╭──
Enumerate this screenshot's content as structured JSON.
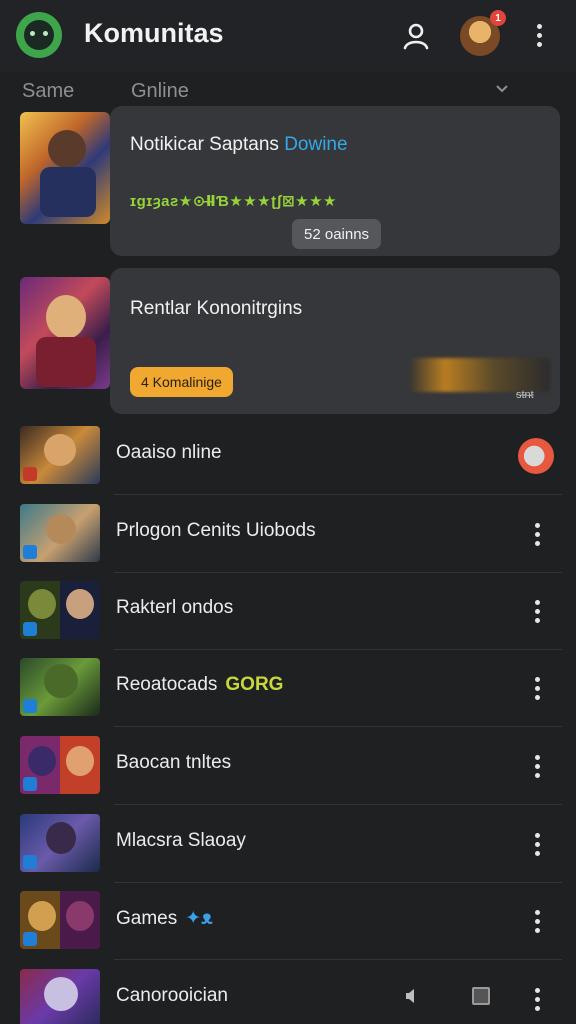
{
  "header": {
    "title": "Komunitas",
    "notification_count": "1",
    "icons": [
      "logo-icon",
      "user-icon",
      "avatar",
      "more-icon"
    ]
  },
  "filters": {
    "left_label": "Same",
    "middle_label": "Gnline"
  },
  "featured": [
    {
      "title": "Notikicar Saptans",
      "title_accent": "Dowine",
      "stars_text": "ɪɡɪȝaƨ★⊙Ⅱ̶Ɓ★★★ʈʃ⊠★★★",
      "pill": "52 oainns"
    },
    {
      "title": "Rentlar Kononitrgins",
      "button": "4 Komalinige",
      "small_text": "ᵴᵵᵰᵵ"
    }
  ],
  "list": [
    {
      "label": "Oaaiso nline",
      "tag": "",
      "action": "status-dot"
    },
    {
      "label": "Prlogon Cenits Uiobods",
      "tag": "",
      "action": "kebab"
    },
    {
      "label": "Rakterl ondos",
      "tag": "",
      "action": "kebab"
    },
    {
      "label": "Reoatocads",
      "tag": "GORG",
      "tag_color": "#c9d73a",
      "action": "kebab"
    },
    {
      "label": "Baocan tnltes",
      "tag": "",
      "action": "kebab"
    },
    {
      "label": "Mlacsra Slaoay",
      "tag": "",
      "action": "kebab"
    },
    {
      "label": "Games",
      "tag": "✦ᴥ",
      "tag_color": "#3aa0e8",
      "action": "kebab"
    },
    {
      "label": "Canorooician",
      "tag": "",
      "action": "kebab"
    }
  ],
  "colors": {
    "background": "#1f2022",
    "card": "#36373b",
    "brand_green": "#3ea54b",
    "accent_blue": "#35a8e6",
    "accent_orange": "#f0a830",
    "star_green": "#97d43a"
  }
}
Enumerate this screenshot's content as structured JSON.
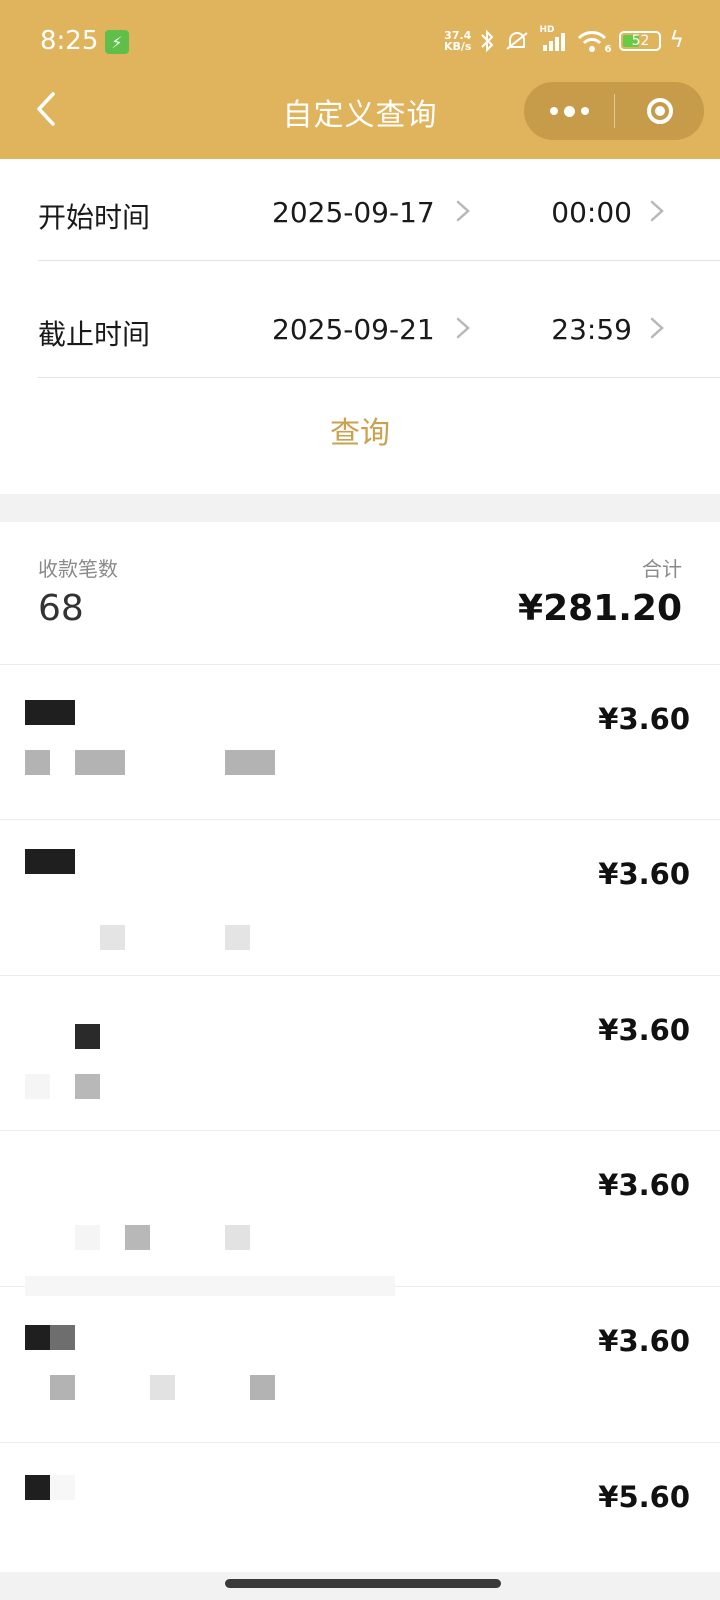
{
  "status_bar": {
    "time": "8:25",
    "net_speed_value": "37.4",
    "net_speed_unit": "KB/s",
    "signal_label": "HD",
    "wifi_label": "6",
    "battery_percent": "52",
    "battery_level": 0.52,
    "icons": [
      "bluetooth-icon",
      "muted-bell-icon",
      "signal-icon",
      "wifi-icon",
      "battery-icon",
      "charging-icon"
    ]
  },
  "nav": {
    "title": "自定义查询"
  },
  "filter": {
    "start": {
      "label": "开始时间",
      "date": "2025-09-17",
      "time": "00:00"
    },
    "end": {
      "label": "截止时间",
      "date": "2025-09-21",
      "time": "23:59"
    },
    "query_label": "查询"
  },
  "summary": {
    "count_label": "收款笔数",
    "count_value": "68",
    "total_label": "合计",
    "total_value": "¥281.20"
  },
  "records": [
    {
      "amount": "¥3.60"
    },
    {
      "amount": "¥3.60"
    },
    {
      "amount": "¥3.60"
    },
    {
      "amount": "¥3.60"
    },
    {
      "amount": "¥3.60"
    },
    {
      "amount": "¥5.60"
    }
  ],
  "colors": {
    "header": "#e0b45c",
    "accent": "#c9a14f"
  }
}
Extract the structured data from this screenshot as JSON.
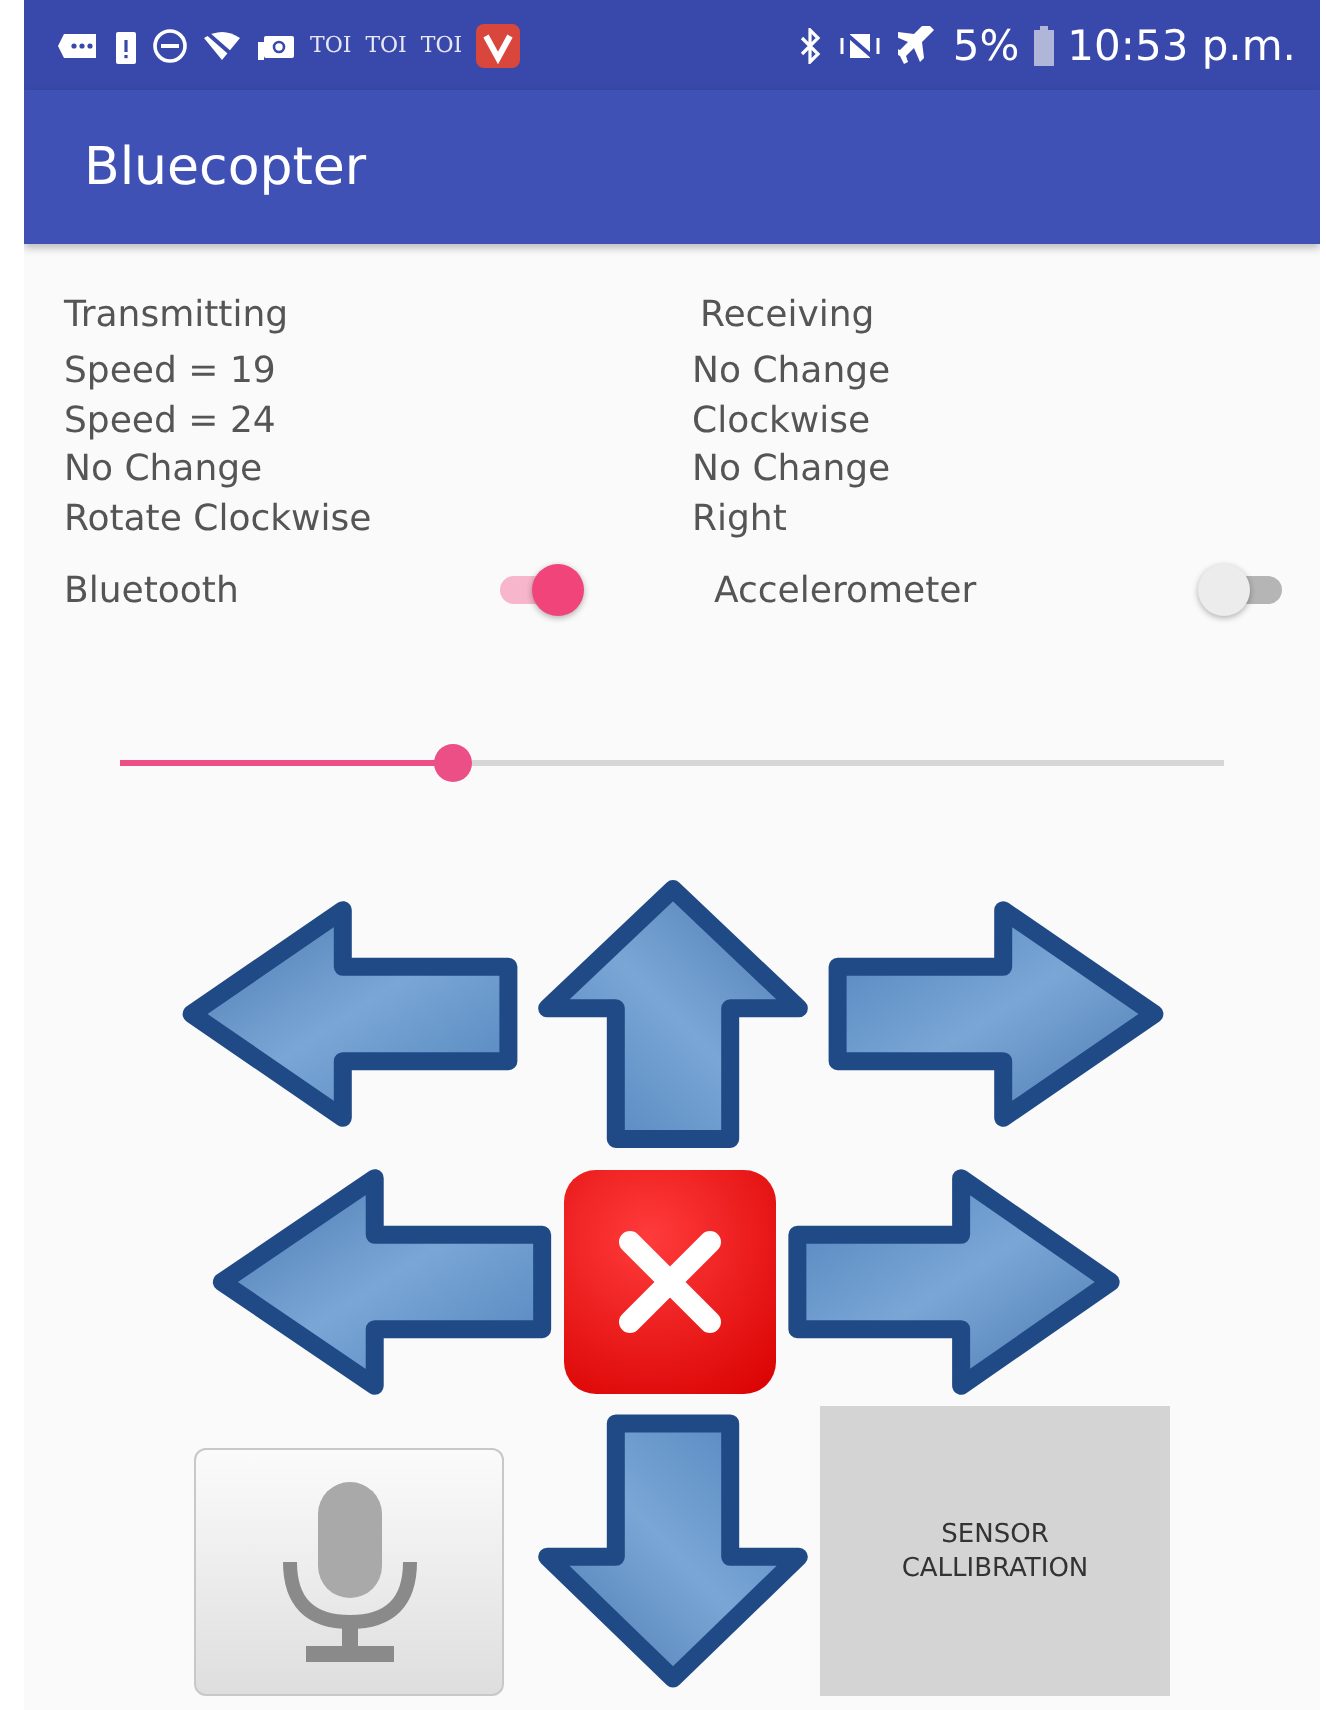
{
  "status_bar": {
    "notification_texts": [
      "TOI",
      "TOI",
      "TOI"
    ],
    "battery": "5%",
    "time": "10:53 p.m."
  },
  "app_bar": {
    "title": "Bluecopter"
  },
  "transmitting": {
    "heading": "Transmitting",
    "lines": [
      "Speed = 19",
      "Speed = 24",
      "No Change",
      "Rotate Clockwise"
    ]
  },
  "receiving": {
    "heading": "Receiving",
    "lines": [
      "No Change",
      "Clockwise",
      "No Change",
      "Right"
    ]
  },
  "toggles": [
    {
      "label": "Bluetooth",
      "on": true
    },
    {
      "label": "Accelerometer",
      "on": false
    }
  ],
  "slider": {
    "level": 0.3
  },
  "pad_rows": [
    [
      {
        "kind": "left_arrow"
      },
      {
        "kind": "up_arrow"
      },
      {
        "kind": "right_arrow"
      }
    ],
    [
      {
        "kind": "left_arrow"
      },
      {
        "kind": "stop"
      },
      {
        "kind": "right_arrow"
      }
    ],
    [
      {
        "kind": "mic"
      },
      {
        "kind": "down_arrow"
      },
      {
        "kind": "text",
        "label": "SENSOR CALLIBRATION"
      }
    ]
  ]
}
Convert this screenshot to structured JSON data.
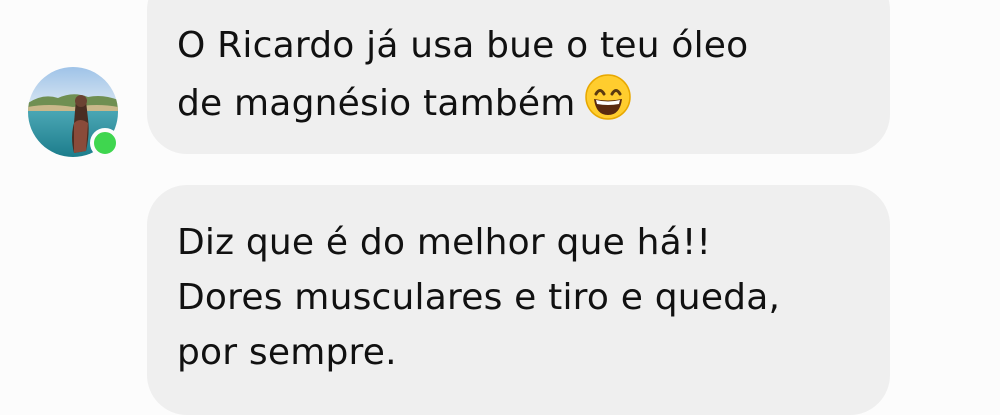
{
  "messages": [
    {
      "lines": [
        "O Ricardo já usa bue o teu óleo",
        "de magnésio também"
      ],
      "emoji": "grinning-face-with-smiling-eyes"
    },
    {
      "lines": [
        "Diz que é do melhor que há!!",
        "Dores musculares e tiro e queda,",
        "por sempre."
      ]
    }
  ],
  "sender": {
    "online": true,
    "avatar_icon": "profile-photo-beach"
  },
  "colors": {
    "bubble": "#efefef",
    "background": "#fcfcfc",
    "online": "#3fd64f",
    "text": "#111111"
  }
}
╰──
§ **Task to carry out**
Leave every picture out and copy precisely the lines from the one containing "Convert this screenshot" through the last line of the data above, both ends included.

§ **Task response**
Convert this screenshot to structured JSON data.
{
  "messages": [
    {
      "lines": [
        "O Ricardo já usa bue o teu óleo",
        "de magnésio também"
      ],
      "emoji": "grinning-face-with-smiling-eyes"
    },
    {
      "lines": [
        "Diz que é do melhor que há!!",
        "Dores musculares e tiro e queda,",
        "por sempre."
      ]
    }
  ],
  "sender": {
    "online": true,
    "avatar_icon": "profile-photo-beach"
  },
  "colors": {
    "bubble": "#efefef",
    "background": "#fcfcfc",
    "online": "#3fd64f",
    "text": "#111111"
  }
}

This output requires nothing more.